A.    Godís displeasure with the nations (9:1-8): Like other Old Testament prophets, Zechariah described his message as a ďburdenĒ.It is a mistake to envision these men as mean-spirited preachers who delighted in their proclamations of judgment; rather, they grieved for the impending destruction of the sinful nations.In this case, Zechariah highlighted Godís displeasure with the Medo/Persians, the Phoenicians, and the Philistines.

B.     The promised King of Zion (9:9-17): Pointing forward to Christís Triumphal Entry into Jerusalem, the prophet anticipated the arrival of a great King, a Monarch who, through Godís covenant of blood, would vindicate the Lordís people and establish his universal, sovereign rule. Like a great warrior, the King will champion the cause of his people and establish them in glorious victory and blessing.

C.     Godís salvation from the foolishness of idolatry (10:1-12): The prophet recounted the horrific history of idolatry among the Jews.Foolishly, the shepherds (leaders) of Israel had enticed the people into the pagan worship that characterized the nations of the Middle East, and, in doing so, these leaders kindled the Lordís anger against their paganism.However, Godís transforming grace, according to Zechariah, was poised to bring reformation to Israel.The Lord promised to strengthen Israel like a great army and restore the former glory of Jerusalem.

D.    The Rejection of the Shepherd (11:1-17): This poetic section is difficult to interpret.As I understand the material, Godís dissatisfaction with Israelís shepherds will culminate in the rejection of Jesus by the Jewish leaders.Their hostility toward the Messiah will, in some sense, be symbolized in the betrayal of Judas for thirty pieces of silver (See vv. 12-13).This refusal to embrace the Messiah will lead God to annul his covenant with the nations (v. 10) and the relationship between Israel and Judah (v. 14).


II.                The Second Oracle: The Salvation of the Lord (12:1-14:21)

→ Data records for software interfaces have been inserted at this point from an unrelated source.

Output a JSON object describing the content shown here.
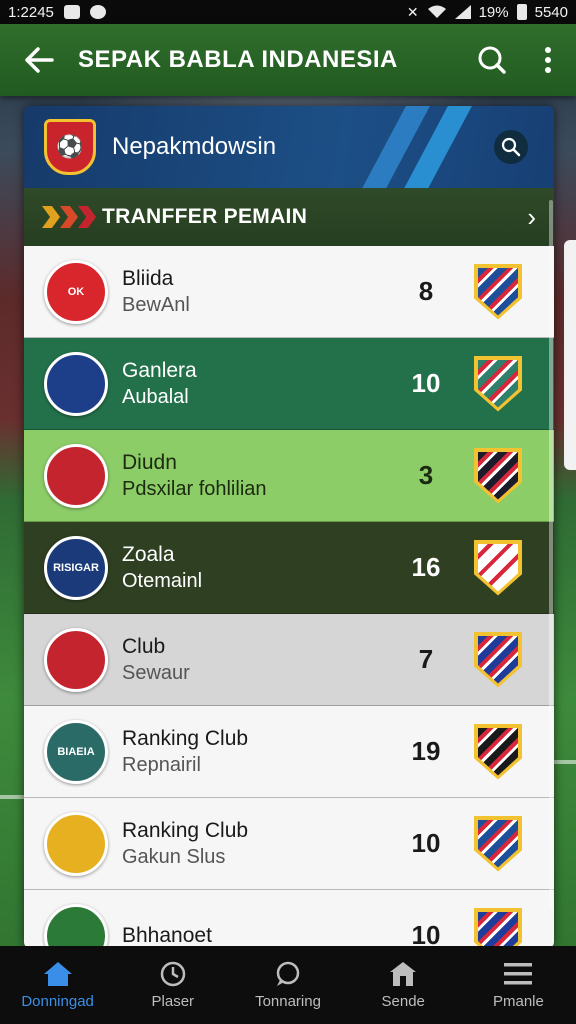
{
  "status_bar": {
    "time": "1:2245",
    "signal": "19%",
    "battery": "5540"
  },
  "app_bar": {
    "title": "SEPAK BABLA INDANESIA",
    "back_icon": "arrow-left-icon",
    "search_icon": "search-icon",
    "menu_icon": "more-vertical-icon"
  },
  "club_header": {
    "name": "Nepakmdowsin",
    "search_icon": "search-icon"
  },
  "section": {
    "label": "TRANFFER PEMAIN",
    "arrow": "›",
    "chevron_colors": [
      "#e0a21e",
      "#d8492a",
      "#c4242e"
    ]
  },
  "rows": [
    {
      "title": "Bliida",
      "subtitle": "BewAnl",
      "number": "8",
      "style": "light",
      "logo_color": "#d9262c",
      "logo_text": "OK",
      "shield_color": "#1f4f9a"
    },
    {
      "title": "Ganlera",
      "subtitle": "Aubalal",
      "number": "10",
      "style": "green",
      "logo_color": "#1d3f8a",
      "logo_text": "",
      "shield_color": "#2f7f6a"
    },
    {
      "title": "Diudn",
      "subtitle": "Pdsxilar fohlilian",
      "number": "3",
      "style": "lime",
      "logo_color": "#c4242e",
      "logo_text": "",
      "shield_color": "#1b1b2b"
    },
    {
      "title": "Zoala",
      "subtitle": "Otemainl",
      "number": "16",
      "style": "olive",
      "logo_color": "#1a3a7a",
      "logo_text": "RISIGAR",
      "shield_color": "#ffffff"
    },
    {
      "title": "Club",
      "subtitle": "Sewaur",
      "number": "7",
      "style": "grey",
      "logo_color": "#c4242e",
      "logo_text": "",
      "shield_color": "#1f3c9a"
    },
    {
      "title": "Ranking Club",
      "subtitle": "Repnairil",
      "number": "19",
      "style": "light",
      "logo_color": "#2a6b68",
      "logo_text": "BIAEIA",
      "shield_color": "#1a1a1a"
    },
    {
      "title": "Ranking Club",
      "subtitle": "Gakun Slus",
      "number": "10",
      "style": "light",
      "logo_color": "#e6b020",
      "logo_text": "",
      "shield_color": "#1d4f9a"
    },
    {
      "title": "Bhhanoet",
      "subtitle": "",
      "number": "10",
      "style": "light",
      "logo_color": "#2b7a38",
      "logo_text": "",
      "shield_color": "#1f3c9a"
    }
  ],
  "bottom_nav": [
    {
      "label": "Donningad",
      "icon": "home-icon",
      "active": true
    },
    {
      "label": "Plaser",
      "icon": "clock-icon",
      "active": false
    },
    {
      "label": "Tonnaring",
      "icon": "chat-icon",
      "active": false
    },
    {
      "label": "Sende",
      "icon": "building-icon",
      "active": false
    },
    {
      "label": "Pmanle",
      "icon": "menu-icon",
      "active": false
    }
  ]
}
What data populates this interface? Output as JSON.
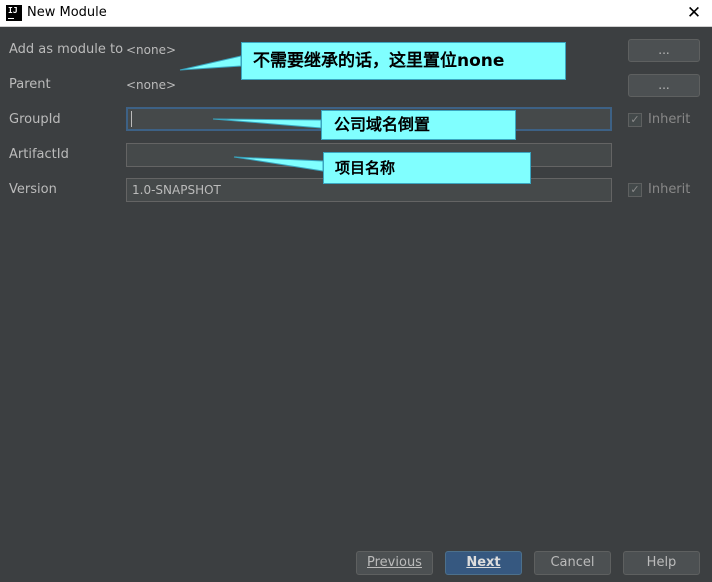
{
  "window": {
    "title": "New Module",
    "app_icon_text": "IJ"
  },
  "form": {
    "add_as_module_label": "Add as module to",
    "add_as_module_value": "<none>",
    "parent_label": "Parent",
    "parent_value": "<none>",
    "groupid_label": "GroupId",
    "groupid_value": "",
    "artifactid_label": "ArtifactId",
    "artifactid_value": "",
    "version_label": "Version",
    "version_value": "1.0-SNAPSHOT",
    "browse_label": "...",
    "inherit_label": "Inherit"
  },
  "annotations": {
    "module_note": "不需要继承的话，这里置位none",
    "groupid_note": "公司域名倒置",
    "artifactid_note": "项目名称"
  },
  "buttons": {
    "previous": "Previous",
    "next": "Next",
    "cancel": "Cancel",
    "help": "Help"
  },
  "colors": {
    "background": "#3c3f41",
    "callout": "#80ffff",
    "primary_button": "#365880",
    "focus_border": "#3d6185"
  }
}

A.    Godís defense of his people (12:1-9): The second message, in this latter section of Zechariah, begins with an affirmation of Godís vindication of Judah. Jehovah warned the nations of the peril of attacking Judah, and he pledged o fortify his people.Judah will devour her enemies like a blazing fire consumes dry sheaves.

B.     The grace of God through the Messiah (12:10-14): The reference to the one who as pierced certainly denotes the Savior. The people will receive the spirit of grace and mercy as they look upon the one who was pierced for them.††

C.     The Shepherd struck for the idolatry of the people (13:1-9): This chapter begins with a description of godís hatred for paganism, a sin made more heinous because it surfaced so frequently among Godís people.The land teemed with false prophets, prophets whom the Lord promised to remove from the people.Their shameful idolatry, evidenced by their self mutilation (See v. 6), gave unmistakable evidence of the depths of their sin.Amazingly, the prophecy predicts that God himself will strike his chosen Shepherd, and, in doing so, Jehovah will separate the true believers (the one third) from those who merely pretend at their faith (the two thirds).Furthermore, God warned that he would test his people in the fires of affliction in order to refine and test them.

D.    The coming day of the Lord (14:1-21): The Prophecy of Zechariah concludes with a prediction of a final judgment that will come upon the nations.A great cataclysm will come to Jerusalem, and the Lord will defeat the assembled armies of the nations.Great glory will flow from Jerusalem and the Lord will reign in power over the nations of the earth.After all of this catastrophic destruction, the Lord will rule over his people in wondrous blessing and glory, a glory symbolized in a restoration of the Feast of Booths.This ancient celebration marked Israelís deliverance from the bondage of Egypt and the fruitful bounty of the Lordís blessing on the Jews once thy entered the land of promise.